### [ENTRIES SHOWN]
++++++++

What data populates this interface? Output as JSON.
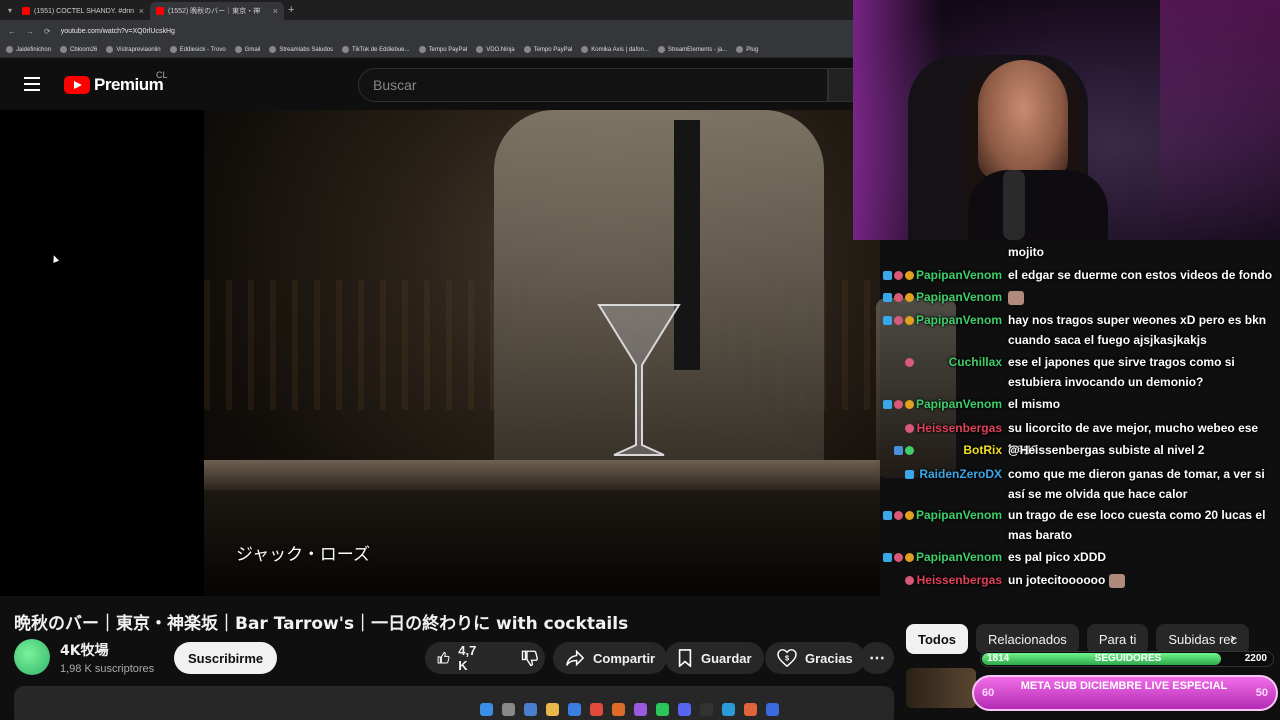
{
  "browser": {
    "tabs": [
      {
        "label": "(1551) CÓCTEL SHANDY. #drin"
      },
      {
        "label": "(1552) 晩秋のバー｜東京・神"
      }
    ],
    "url": "youtube.com/watch?v=XQ0rlUcskHg",
    "bookmarks": [
      "Jaidefinichon",
      "Cbloom26",
      "Vistrapreviaonlin",
      "Eddiesick - Trovo",
      "Gmail",
      "Streamlabs Saludos",
      "TikTok de Eddiebue...",
      "Tempo PayPal",
      "VDO.Ninja",
      "Tempo PayPal",
      "Komika Axis | dafon...",
      "StreamElements - ja...",
      "Plug"
    ]
  },
  "header": {
    "logo_text": "Premium",
    "country": "CL",
    "search_placeholder": "Buscar"
  },
  "video": {
    "subtitle": "ジャック・ローズ",
    "title": "晩秋のバー｜東京・神楽坂｜Bar Tarrow's｜一日の終わりに with cocktails"
  },
  "channel": {
    "name": "4K牧場",
    "subscribers": "1,98 K suscriptores",
    "subscribe_label": "Suscribirme"
  },
  "actions": {
    "likes": "4,7 K",
    "share": "Compartir",
    "save": "Guardar",
    "thanks": "Gracias"
  },
  "chat": [
    {
      "user": "",
      "text": "mojito",
      "color": "#ffffff"
    },
    {
      "user": "PapipanVenom",
      "text": "el edgar se duerme con estos videos de fondo",
      "color": "#3ecf6a"
    },
    {
      "user": "PapipanVenom",
      "text": "",
      "color": "#3ecf6a"
    },
    {
      "user": "PapipanVenom",
      "text": "hay nos tragos super weones xD pero es bkn cuando saca el fuego ajsjkasjkakjs",
      "color": "#3ecf6a"
    },
    {
      "user": "Cuchillax",
      "text": "ese el japones que sirve tragos como si estubiera invocando un demonio?",
      "color": "#3ecf6a"
    },
    {
      "user": "PapipanVenom",
      "text": "el mismo",
      "color": "#3ecf6a"
    },
    {
      "user": "Heissenbergas",
      "text": "su licorcito de ave mejor, mucho webeo ese trago",
      "color": "#e0405a"
    },
    {
      "user": "BotRix",
      "text": "@Heissenbergas subiste al nivel 2",
      "color": "#f0e020"
    },
    {
      "user": "RaidenZeroDX",
      "text": "como que me dieron ganas de tomar, a ver si así se me olvida que hace calor",
      "color": "#3aa7e8"
    },
    {
      "user": "PapipanVenom",
      "text": "un trago de ese loco cuesta como 20 lucas el mas barato",
      "color": "#3ecf6a"
    },
    {
      "user": "PapipanVenom",
      "text": "es pal pico xDDD",
      "color": "#3ecf6a"
    },
    {
      "user": "Heissenbergas",
      "text": "un jotecitoooooo",
      "color": "#e0405a"
    }
  ],
  "related_tabs": [
    "Todos",
    "Relacionados",
    "Para ti",
    "Subidas rec"
  ],
  "goals": {
    "followers": {
      "current": "1814",
      "label": "SEGUIDORES",
      "target": "2200",
      "progress": 0.82
    },
    "subs": {
      "current": "60",
      "label": "META SUB DICIEMBRE LIVE ESPECIAL",
      "target": "50"
    }
  },
  "colors": {
    "yt_red": "#ff0000",
    "accent_green": "#3ecf6a",
    "goal_pink": "#d64ad6"
  }
}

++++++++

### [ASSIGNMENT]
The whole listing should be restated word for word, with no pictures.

### [RESULT OF THE EXERCISE]
What data populates this interface? Output as JSON.
{
  "browser": {
    "tabs": [
      {
        "label": "(1551) CÓCTEL SHANDY. #drin"
      },
      {
        "label": "(1552) 晩秋のバー｜東京・神"
      }
    ],
    "url": "youtube.com/watch?v=XQ0rlUcskHg",
    "bookmarks": [
      "Jaidefinichon",
      "Cbloom26",
      "Vistrapreviaonlin",
      "Eddiesick - Trovo",
      "Gmail",
      "Streamlabs Saludos",
      "TikTok de Eddiebue...",
      "Tempo PayPal",
      "VDO.Ninja",
      "Tempo PayPal",
      "Komika Axis | dafon...",
      "StreamElements - ja...",
      "Plug"
    ]
  },
  "header": {
    "logo_text": "Premium",
    "country": "CL",
    "search_placeholder": "Buscar"
  },
  "video": {
    "subtitle": "ジャック・ローズ",
    "title": "晩秋のバー｜東京・神楽坂｜Bar Tarrow's｜一日の終わりに with cocktails"
  },
  "channel": {
    "name": "4K牧場",
    "subscribers": "1,98 K suscriptores",
    "subscribe_label": "Suscribirme"
  },
  "actions": {
    "likes": "4,7 K",
    "share": "Compartir",
    "save": "Guardar",
    "thanks": "Gracias"
  },
  "chat": [
    {
      "user": "",
      "text": "mojito",
      "color": "#ffffff"
    },
    {
      "user": "PapipanVenom",
      "text": "el edgar se duerme con estos videos de fondo",
      "color": "#3ecf6a"
    },
    {
      "user": "PapipanVenom",
      "text": "",
      "color": "#3ecf6a"
    },
    {
      "user": "PapipanVenom",
      "text": "hay nos tragos super weones xD pero es bkn cuando saca el fuego ajsjkasjkakjs",
      "color": "#3ecf6a"
    },
    {
      "user": "Cuchillax",
      "text": "ese el japones que sirve tragos como si estubiera invocando un demonio?",
      "color": "#3ecf6a"
    },
    {
      "user": "PapipanVenom",
      "text": "el mismo",
      "color": "#3ecf6a"
    },
    {
      "user": "Heissenbergas",
      "text": "su licorcito de ave mejor, mucho webeo ese trago",
      "color": "#e0405a"
    },
    {
      "user": "BotRix",
      "text": "@Heissenbergas subiste al nivel 2",
      "color": "#f0e020"
    },
    {
      "user": "RaidenZeroDX",
      "text": "como que me dieron ganas de tomar, a ver si así se me olvida que hace calor",
      "color": "#3aa7e8"
    },
    {
      "user": "PapipanVenom",
      "text": "un trago de ese loco cuesta como 20 lucas el mas barato",
      "color": "#3ecf6a"
    },
    {
      "user": "PapipanVenom",
      "text": "es pal pico xDDD",
      "color": "#3ecf6a"
    },
    {
      "user": "Heissenbergas",
      "text": "un jotecitoooooo",
      "color": "#e0405a"
    }
  ],
  "related_tabs": [
    "Todos",
    "Relacionados",
    "Para ti",
    "Subidas rec"
  ],
  "goals": {
    "followers": {
      "current": "1814",
      "label": "SEGUIDORES",
      "target": "2200",
      "progress": 0.82
    },
    "subs": {
      "current": "60",
      "label": "META SUB DICIEMBRE LIVE ESPECIAL",
      "target": "50"
    }
  },
  "colors": {
    "yt_red": "#ff0000",
    "accent_green": "#3ecf6a",
    "goal_pink": "#d64ad6"
  }
}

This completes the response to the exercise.